On 15 January 2007, the Fraud Act 2006 came into force and created three ways of committing a new offence of fraud:
- Fraud by false representation
- Fraud by failing to disclose information
- Fraud by abuse of position
In each case, the defendant’s conduct must be dishonest with the intention of making a gain, or must cause a loss (or the risk of a loss) to another person or individual. Crucially, no actual gain or loss needs to be proved – the fraud might have been unsuccessful or it was stopped before it could take place. These offences are ‘triable either way’ and can be tried in the Magistrates’ Court or the Crown Court, with a maximum sentence of ten years imprisonment.

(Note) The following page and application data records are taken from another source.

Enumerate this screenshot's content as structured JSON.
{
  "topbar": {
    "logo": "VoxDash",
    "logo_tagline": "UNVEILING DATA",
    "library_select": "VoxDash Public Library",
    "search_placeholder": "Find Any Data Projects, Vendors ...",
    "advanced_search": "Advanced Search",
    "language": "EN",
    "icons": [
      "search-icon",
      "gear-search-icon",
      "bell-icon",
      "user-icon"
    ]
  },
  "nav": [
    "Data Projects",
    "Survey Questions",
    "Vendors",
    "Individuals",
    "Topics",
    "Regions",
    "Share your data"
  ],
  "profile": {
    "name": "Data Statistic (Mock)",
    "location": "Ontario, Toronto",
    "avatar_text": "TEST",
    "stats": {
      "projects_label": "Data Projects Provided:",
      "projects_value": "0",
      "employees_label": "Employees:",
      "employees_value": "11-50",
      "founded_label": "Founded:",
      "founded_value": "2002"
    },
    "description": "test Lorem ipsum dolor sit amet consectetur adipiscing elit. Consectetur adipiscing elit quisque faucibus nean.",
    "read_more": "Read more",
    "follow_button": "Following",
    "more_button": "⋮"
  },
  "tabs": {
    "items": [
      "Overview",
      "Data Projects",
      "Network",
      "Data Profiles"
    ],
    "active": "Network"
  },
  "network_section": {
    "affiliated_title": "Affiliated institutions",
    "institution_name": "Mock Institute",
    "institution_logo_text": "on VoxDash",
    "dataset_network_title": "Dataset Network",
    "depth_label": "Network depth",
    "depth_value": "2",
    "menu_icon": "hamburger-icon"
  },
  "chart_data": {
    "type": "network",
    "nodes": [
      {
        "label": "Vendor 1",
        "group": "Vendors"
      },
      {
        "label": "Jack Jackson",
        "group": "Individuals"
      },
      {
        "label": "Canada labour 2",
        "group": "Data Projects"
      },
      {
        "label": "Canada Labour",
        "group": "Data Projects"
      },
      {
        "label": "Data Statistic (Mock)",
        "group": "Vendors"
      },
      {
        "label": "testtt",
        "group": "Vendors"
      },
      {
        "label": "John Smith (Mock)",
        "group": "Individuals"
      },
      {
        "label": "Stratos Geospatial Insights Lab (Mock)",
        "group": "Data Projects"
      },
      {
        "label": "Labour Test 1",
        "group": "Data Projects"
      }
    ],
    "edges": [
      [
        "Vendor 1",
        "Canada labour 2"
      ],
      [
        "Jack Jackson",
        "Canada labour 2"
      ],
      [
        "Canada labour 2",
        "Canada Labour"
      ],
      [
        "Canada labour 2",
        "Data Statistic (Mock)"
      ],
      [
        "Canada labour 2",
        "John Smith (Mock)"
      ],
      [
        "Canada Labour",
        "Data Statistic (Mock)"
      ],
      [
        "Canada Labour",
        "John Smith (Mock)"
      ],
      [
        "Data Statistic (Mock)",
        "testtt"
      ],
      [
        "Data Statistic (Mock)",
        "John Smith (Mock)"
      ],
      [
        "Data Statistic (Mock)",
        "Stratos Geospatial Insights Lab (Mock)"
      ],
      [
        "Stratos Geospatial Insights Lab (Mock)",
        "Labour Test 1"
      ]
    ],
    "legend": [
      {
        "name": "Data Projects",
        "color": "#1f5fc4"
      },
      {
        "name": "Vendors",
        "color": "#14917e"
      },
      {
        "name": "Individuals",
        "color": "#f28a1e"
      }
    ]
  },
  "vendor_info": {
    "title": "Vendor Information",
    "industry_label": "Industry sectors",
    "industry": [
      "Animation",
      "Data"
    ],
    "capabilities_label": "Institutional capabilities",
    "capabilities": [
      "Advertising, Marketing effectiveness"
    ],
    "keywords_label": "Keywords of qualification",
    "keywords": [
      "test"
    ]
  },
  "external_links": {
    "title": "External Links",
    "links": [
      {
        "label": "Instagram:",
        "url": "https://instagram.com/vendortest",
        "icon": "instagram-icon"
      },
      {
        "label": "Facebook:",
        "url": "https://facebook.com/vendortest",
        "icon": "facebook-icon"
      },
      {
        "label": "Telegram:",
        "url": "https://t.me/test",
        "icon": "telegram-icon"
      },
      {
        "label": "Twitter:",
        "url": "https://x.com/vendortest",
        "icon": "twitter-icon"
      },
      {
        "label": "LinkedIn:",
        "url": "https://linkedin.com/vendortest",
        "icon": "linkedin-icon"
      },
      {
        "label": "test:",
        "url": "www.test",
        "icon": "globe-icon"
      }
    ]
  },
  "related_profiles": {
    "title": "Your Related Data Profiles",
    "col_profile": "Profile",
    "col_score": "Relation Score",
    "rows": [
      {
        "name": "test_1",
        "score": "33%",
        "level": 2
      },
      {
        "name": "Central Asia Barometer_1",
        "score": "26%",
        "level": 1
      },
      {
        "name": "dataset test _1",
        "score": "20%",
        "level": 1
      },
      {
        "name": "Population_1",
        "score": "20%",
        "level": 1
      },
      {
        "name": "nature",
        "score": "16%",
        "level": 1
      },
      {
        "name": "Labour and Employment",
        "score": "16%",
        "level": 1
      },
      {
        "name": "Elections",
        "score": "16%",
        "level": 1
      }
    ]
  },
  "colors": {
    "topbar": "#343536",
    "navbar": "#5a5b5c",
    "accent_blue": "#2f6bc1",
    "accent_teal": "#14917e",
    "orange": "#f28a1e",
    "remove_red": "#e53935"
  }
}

The fraud offences have a wide scope in that that they can be committed by a person outside of England and Wales. If you are accused of committing a fraud offence under the Fraud Act outside of this country, it is crucial that you take specialist advice, including advice on the issue of jurisdiction. Continue reading “The Fraud Act 2006”